07 Sep Stop spoon feeding!
Why do we resist learning? Why do some people learn faster than others? A large part of the answer lies in the learning environment they have access to. Human beings are not wired to learn for the sake of learning. Human beings are wired to solve. That is why they say “necessity is the mother of invention”. We are natural born solution seekers. If you want to help someone learn deep and fast, here are three things to try.
1 - Challenges motivate more than rewards
Morning is when I have the duty of getting my son Dhyaan ready and off to school. Sometimes, we have a few minutes before we need to head down to the bus stop. To keep him busy, I said, “Let’s do Lego!” I didn’t need to say it a second time.
Then, I threw him a challenge.
“Can you make a Lego Dinosaur with only 6 pieces?”, I asked.
He looked at me. “That’s not possible, Papa”.
“Not possible, or difficult?”
“Difficult. Very difficult” came the reply.
I left the room to fill his water bottle. When I returned, he had constructed his own Philosoraptor using 9 lego blocks. He made it, as he likes to say “from my imagination”, i.e. his own design without referring to any manuals! He had done it. He used not six, but nine pieces. But, that’s ok. What delight I saw on his face!
2 - Constraints spark creativity more than abundance
A few years ago, we were facilitating a workshop called “Learning to learn” with 56 managers at an electronics company. We grouped them in teams and challenged them to each make their own short film. None of them had ever held a video camera before, forget about script-writing and film editing. But we challenged them. To top it, we asked them to make the entire film on ZERO budget. They stared at us in disbelief, or maybe even sympathy, thinking we have gone off our rockers.
But, after six weeks of efforts and a little bit of encouragement, they had done it. All the teams managed without spending a single rupee. The approached friends and family for help. They even walked up to strangers and asked them to be actors for an hour. They found freely available software to help them edit and publish their videos. They found free videos on youtube to learn how to do storyboarding, lighting, sound engineering and editing.
Those people had shattered some mental barriers that slow down learning. The films went viral within and outside their company.
The zero budget, the limitation of having to use only 6 pieces made the challenges more interesting. It made them come up with new ways of thinking. It made them search for solutions which otherwise the mind would not have considered.

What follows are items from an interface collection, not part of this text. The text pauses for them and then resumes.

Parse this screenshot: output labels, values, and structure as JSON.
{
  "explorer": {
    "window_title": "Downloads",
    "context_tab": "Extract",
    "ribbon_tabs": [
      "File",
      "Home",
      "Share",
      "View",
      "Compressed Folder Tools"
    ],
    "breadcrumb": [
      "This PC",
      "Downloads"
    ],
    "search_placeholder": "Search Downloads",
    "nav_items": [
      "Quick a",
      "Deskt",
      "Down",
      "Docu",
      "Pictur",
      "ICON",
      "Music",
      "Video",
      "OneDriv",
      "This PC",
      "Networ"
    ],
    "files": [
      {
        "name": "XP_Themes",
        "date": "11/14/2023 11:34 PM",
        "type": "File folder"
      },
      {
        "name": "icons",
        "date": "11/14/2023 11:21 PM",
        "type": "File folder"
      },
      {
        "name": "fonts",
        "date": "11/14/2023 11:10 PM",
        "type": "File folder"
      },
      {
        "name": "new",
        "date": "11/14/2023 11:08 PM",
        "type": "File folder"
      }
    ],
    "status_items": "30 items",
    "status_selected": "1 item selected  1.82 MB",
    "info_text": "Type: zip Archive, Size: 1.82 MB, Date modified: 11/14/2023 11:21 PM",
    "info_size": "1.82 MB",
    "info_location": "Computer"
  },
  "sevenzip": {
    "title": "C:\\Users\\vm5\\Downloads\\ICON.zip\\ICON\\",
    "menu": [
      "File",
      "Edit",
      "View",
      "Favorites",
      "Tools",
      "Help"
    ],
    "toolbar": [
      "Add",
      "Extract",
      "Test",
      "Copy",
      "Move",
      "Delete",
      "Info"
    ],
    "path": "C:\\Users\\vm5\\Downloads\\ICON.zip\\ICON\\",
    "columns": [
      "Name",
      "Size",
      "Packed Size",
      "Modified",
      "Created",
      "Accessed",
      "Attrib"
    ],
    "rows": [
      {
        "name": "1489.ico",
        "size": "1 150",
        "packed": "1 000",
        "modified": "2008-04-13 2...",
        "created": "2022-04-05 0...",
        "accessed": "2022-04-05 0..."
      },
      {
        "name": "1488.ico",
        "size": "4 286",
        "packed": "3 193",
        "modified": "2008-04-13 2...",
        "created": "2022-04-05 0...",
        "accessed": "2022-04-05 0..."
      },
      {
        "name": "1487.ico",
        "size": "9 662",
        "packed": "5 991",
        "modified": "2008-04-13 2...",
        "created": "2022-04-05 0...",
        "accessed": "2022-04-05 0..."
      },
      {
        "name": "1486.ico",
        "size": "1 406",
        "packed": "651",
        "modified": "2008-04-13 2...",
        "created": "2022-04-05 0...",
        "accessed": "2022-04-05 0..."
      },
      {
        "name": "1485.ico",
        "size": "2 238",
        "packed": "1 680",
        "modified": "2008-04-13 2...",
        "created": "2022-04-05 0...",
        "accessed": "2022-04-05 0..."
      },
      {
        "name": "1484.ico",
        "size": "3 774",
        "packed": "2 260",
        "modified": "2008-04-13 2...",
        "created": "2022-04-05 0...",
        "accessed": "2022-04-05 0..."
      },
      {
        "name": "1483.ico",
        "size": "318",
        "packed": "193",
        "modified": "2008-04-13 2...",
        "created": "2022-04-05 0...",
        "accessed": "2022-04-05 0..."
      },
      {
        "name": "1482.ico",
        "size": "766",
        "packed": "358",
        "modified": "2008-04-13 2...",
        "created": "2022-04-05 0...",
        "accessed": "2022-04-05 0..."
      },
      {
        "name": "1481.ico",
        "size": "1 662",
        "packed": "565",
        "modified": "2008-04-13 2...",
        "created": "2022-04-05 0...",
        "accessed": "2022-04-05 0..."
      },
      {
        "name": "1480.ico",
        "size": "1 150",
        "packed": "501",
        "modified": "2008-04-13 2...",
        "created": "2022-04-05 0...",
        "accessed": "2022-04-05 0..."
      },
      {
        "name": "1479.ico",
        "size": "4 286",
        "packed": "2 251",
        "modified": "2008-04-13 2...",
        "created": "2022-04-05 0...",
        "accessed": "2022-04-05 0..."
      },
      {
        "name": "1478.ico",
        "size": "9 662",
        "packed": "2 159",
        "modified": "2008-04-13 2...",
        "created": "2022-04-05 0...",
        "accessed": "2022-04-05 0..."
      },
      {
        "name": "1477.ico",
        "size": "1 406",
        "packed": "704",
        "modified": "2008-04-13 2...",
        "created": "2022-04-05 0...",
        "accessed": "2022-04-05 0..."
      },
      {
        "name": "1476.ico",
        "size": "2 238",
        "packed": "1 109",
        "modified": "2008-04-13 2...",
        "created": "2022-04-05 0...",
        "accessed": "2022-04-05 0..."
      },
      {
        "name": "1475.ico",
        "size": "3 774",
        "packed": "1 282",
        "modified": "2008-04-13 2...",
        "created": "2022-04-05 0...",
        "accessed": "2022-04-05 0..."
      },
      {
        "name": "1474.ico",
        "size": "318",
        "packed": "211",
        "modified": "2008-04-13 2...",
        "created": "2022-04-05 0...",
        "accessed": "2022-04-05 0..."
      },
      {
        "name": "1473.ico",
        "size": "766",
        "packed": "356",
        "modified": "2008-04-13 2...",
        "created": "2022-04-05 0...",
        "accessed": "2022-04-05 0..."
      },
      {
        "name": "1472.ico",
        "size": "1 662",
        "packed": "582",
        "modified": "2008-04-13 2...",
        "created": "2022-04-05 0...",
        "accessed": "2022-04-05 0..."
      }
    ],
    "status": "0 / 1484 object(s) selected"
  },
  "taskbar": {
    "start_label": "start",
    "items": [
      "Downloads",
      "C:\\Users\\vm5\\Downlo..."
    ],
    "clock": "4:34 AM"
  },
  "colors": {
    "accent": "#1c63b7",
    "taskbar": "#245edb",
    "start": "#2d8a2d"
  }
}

3 - Reflection is more helpful than actually helping!
“Papa, can you help. I can’t do this!” said my 7 years son.
“I don’t know how to using editing software. I can’t do this!” said the managers at the workshop.
“Ohhh… what shall we do?” I followed up with “What do you think might work?” and “Who can we ask for help”. I empathised with their struggle but gave them no answers. Obviously, I had the solution to their problem. But then it would have been my solution, not theirs. All I did was listen, listen and listen more. Every now and then I added a “Do you want to try asking so and so?” or “Would it help to try and…”
This did find the answers and get the job done. But they just needed someone to be there as a soft cushion when they hit a hard wall. They needed someone to help them not give up. A few reflective questions helped them to refresh their perspective. That’s all.
My 7-year-old took the challenge. Managers with 30 years of experience took a challenge. They struggled, but they found answers.
Human beings are wired to solve.
We need an education system that challenges us. And then it lets us be. We need mentors who don’t push us or keep asking us for updates. They know how much we can do, and what we still need to learn, and hence they don’t interrupt. But they support when support is really needed. And crucially, they know when to let us struggle and when to hold our hand.
Give them a real problem. Throw them a friendly challenge. Let there be some constraints. And then don’t spoon-feed them with solutions! Hang around to watch the fun and throw in some reflective questions. You will see deep learning right before your eyes. It goes will a little warning though, it will need tremendous patience on your part!
Aditya Jhunjhunwala is a mentor for hundreds of youth across India. His prime focus with youth has been to help them create a powerful resume that stands out.
He studied mechanical engineering from MIT Pune and did his MBA from IIM Ahmedabad.
Aditya feels strongly about the power of building a Body Of Work and has also given a TedTalk on the same.